▶ **How to complete this task**
To complete the exercise, write out all the data exactly.

BEGIN

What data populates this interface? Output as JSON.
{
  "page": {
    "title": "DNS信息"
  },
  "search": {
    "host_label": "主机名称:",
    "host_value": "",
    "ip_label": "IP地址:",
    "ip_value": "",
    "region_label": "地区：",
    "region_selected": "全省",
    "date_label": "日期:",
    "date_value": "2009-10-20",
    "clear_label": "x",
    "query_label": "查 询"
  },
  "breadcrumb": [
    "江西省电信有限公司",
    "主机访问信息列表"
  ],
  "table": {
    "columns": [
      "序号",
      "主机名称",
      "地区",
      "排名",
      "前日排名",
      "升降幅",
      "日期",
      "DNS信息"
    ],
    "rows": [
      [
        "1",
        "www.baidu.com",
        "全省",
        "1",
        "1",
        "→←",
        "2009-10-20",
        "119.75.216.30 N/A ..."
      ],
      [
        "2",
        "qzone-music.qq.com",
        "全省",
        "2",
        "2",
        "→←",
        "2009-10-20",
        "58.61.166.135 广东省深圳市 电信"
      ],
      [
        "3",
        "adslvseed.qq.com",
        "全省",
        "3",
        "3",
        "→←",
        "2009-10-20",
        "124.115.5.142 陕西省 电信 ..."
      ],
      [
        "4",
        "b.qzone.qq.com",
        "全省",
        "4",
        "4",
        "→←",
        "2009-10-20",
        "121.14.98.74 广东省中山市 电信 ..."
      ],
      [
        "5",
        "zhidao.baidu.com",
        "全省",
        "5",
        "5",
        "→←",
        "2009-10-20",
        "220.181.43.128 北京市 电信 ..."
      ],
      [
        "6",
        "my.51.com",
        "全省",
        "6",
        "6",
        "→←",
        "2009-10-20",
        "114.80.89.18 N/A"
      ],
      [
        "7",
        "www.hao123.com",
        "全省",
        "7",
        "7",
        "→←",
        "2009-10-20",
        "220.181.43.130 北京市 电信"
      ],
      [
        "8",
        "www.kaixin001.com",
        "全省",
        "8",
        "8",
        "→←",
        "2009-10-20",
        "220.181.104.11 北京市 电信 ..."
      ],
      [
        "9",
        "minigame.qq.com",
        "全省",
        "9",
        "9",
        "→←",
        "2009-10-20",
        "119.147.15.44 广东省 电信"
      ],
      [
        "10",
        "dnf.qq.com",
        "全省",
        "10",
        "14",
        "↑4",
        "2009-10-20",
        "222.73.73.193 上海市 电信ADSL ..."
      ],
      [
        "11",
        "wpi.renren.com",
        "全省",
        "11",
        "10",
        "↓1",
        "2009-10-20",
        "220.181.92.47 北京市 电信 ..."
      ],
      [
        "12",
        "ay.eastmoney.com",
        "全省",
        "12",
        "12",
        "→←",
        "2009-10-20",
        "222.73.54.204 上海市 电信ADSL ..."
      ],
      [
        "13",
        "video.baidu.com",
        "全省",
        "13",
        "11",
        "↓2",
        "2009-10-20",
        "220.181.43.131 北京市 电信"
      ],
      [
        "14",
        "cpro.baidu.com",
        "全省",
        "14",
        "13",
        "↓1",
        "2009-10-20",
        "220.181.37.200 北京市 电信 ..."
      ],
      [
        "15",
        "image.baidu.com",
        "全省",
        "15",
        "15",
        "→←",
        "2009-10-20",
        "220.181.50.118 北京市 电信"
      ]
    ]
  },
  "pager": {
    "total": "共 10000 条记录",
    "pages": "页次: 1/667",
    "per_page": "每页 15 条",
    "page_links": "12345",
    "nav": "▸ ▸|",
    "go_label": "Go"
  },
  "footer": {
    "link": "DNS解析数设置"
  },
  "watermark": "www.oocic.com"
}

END

▶ **Exercise answer**
What data populates this interface? Output as JSON.
{
  "page": {
    "title": "DNS信息"
  },
  "search": {
    "host_label": "主机名称:",
    "host_value": "",
    "ip_label": "IP地址:",
    "ip_value": "",
    "region_label": "地区：",
    "region_selected": "全省",
    "date_label": "日期:",
    "date_value": "2009-10-20",
    "clear_label": "x",
    "query_label": "查 询"
  },
  "breadcrumb": [
    "江西省电信有限公司",
    "主机访问信息列表"
  ],
  "table": {
    "columns": [
      "序号",
      "主机名称",
      "地区",
      "排名",
      "前日排名",
      "升降幅",
      "日期",
      "DNS信息"
    ],
    "rows": [
      [
        "1",
        "www.baidu.com",
        "全省",
        "1",
        "1",
        "→←",
        "2009-10-20",
        "119.75.216.30 N/A ..."
      ],
      [
        "2",
        "qzone-music.qq.com",
        "全省",
        "2",
        "2",
        "→←",
        "2009-10-20",
        "58.61.166.135 广东省深圳市 电信"
      ],
      [
        "3",
        "adslvseed.qq.com",
        "全省",
        "3",
        "3",
        "→←",
        "2009-10-20",
        "124.115.5.142 陕西省 电信 ..."
      ],
      [
        "4",
        "b.qzone.qq.com",
        "全省",
        "4",
        "4",
        "→←",
        "2009-10-20",
        "121.14.98.74 广东省中山市 电信 ..."
      ],
      [
        "5",
        "zhidao.baidu.com",
        "全省",
        "5",
        "5",
        "→←",
        "2009-10-20",
        "220.181.43.128 北京市 电信 ..."
      ],
      [
        "6",
        "my.51.com",
        "全省",
        "6",
        "6",
        "→←",
        "2009-10-20",
        "114.80.89.18 N/A"
      ],
      [
        "7",
        "www.hao123.com",
        "全省",
        "7",
        "7",
        "→←",
        "2009-10-20",
        "220.181.43.130 北京市 电信"
      ],
      [
        "8",
        "www.kaixin001.com",
        "全省",
        "8",
        "8",
        "→←",
        "2009-10-20",
        "220.181.104.11 北京市 电信 ..."
      ],
      [
        "9",
        "minigame.qq.com",
        "全省",
        "9",
        "9",
        "→←",
        "2009-10-20",
        "119.147.15.44 广东省 电信"
      ],
      [
        "10",
        "dnf.qq.com",
        "全省",
        "10",
        "14",
        "↑4",
        "2009-10-20",
        "222.73.73.193 上海市 电信ADSL ..."
      ],
      [
        "11",
        "wpi.renren.com",
        "全省",
        "11",
        "10",
        "↓1",
        "2009-10-20",
        "220.181.92.47 北京市 电信 ..."
      ],
      [
        "12",
        "ay.eastmoney.com",
        "全省",
        "12",
        "12",
        "→←",
        "2009-10-20",
        "222.73.54.204 上海市 电信ADSL ..."
      ],
      [
        "13",
        "video.baidu.com",
        "全省",
        "13",
        "11",
        "↓2",
        "2009-10-20",
        "220.181.43.131 北京市 电信"
      ],
      [
        "14",
        "cpro.baidu.com",
        "全省",
        "14",
        "13",
        "↓1",
        "2009-10-20",
        "220.181.37.200 北京市 电信 ..."
      ],
      [
        "15",
        "image.baidu.com",
        "全省",
        "15",
        "15",
        "→←",
        "2009-10-20",
        "220.181.50.118 北京市 电信"
      ]
    ]
  },
  "pager": {
    "total": "共 10000 条记录",
    "pages": "页次: 1/667",
    "per_page": "每页 15 条",
    "page_links": "12345",
    "nav": "▸ ▸|",
    "go_label": "Go"
  },
  "footer": {
    "link": "DNS解析数设置"
  },
  "watermark": "www.oocic.com"
}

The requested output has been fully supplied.